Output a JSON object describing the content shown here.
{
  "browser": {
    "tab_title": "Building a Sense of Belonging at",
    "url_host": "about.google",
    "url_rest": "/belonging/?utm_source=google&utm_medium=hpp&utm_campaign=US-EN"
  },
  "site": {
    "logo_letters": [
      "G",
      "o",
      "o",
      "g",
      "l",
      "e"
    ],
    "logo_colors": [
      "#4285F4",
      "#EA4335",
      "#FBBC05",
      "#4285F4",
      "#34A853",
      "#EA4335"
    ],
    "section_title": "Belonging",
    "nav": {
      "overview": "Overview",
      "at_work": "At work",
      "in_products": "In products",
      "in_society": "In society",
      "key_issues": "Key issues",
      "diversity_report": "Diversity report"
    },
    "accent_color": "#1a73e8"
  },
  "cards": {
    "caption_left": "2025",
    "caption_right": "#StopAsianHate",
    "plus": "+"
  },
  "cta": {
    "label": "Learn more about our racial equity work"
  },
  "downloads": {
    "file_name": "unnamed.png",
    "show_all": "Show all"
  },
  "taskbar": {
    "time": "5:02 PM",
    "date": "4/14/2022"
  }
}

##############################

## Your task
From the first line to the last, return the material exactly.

## Expected answer
Output a JSON object describing the content shown here.
{
  "browser": {
    "tab_title": "Building a Sense of Belonging at",
    "url_host": "about.google",
    "url_rest": "/belonging/?utm_source=google&utm_medium=hpp&utm_campaign=US-EN"
  },
  "site": {
    "logo_letters": [
      "G",
      "o",
      "o",
      "g",
      "l",
      "e"
    ],
    "logo_colors": [
      "#4285F4",
      "#EA4335",
      "#FBBC05",
      "#4285F4",
      "#34A853",
      "#EA4335"
    ],
    "section_title": "Belonging",
    "nav": {
      "overview": "Overview",
      "at_work": "At work",
      "in_products": "In products",
      "in_society": "In society",
      "key_issues": "Key issues",
      "diversity_report": "Diversity report"
    },
    "accent_color": "#1a73e8"
  },
  "cards": {
    "caption_left": "2025",
    "caption_right": "#StopAsianHate",
    "plus": "+"
  },
  "cta": {
    "label": "Learn more about our racial equity work"
  },
  "downloads": {
    "file_name": "unnamed.png",
    "show_all": "Show all"
  },
  "taskbar": {
    "time": "5:02 PM",
    "date": "4/14/2022"
  }
}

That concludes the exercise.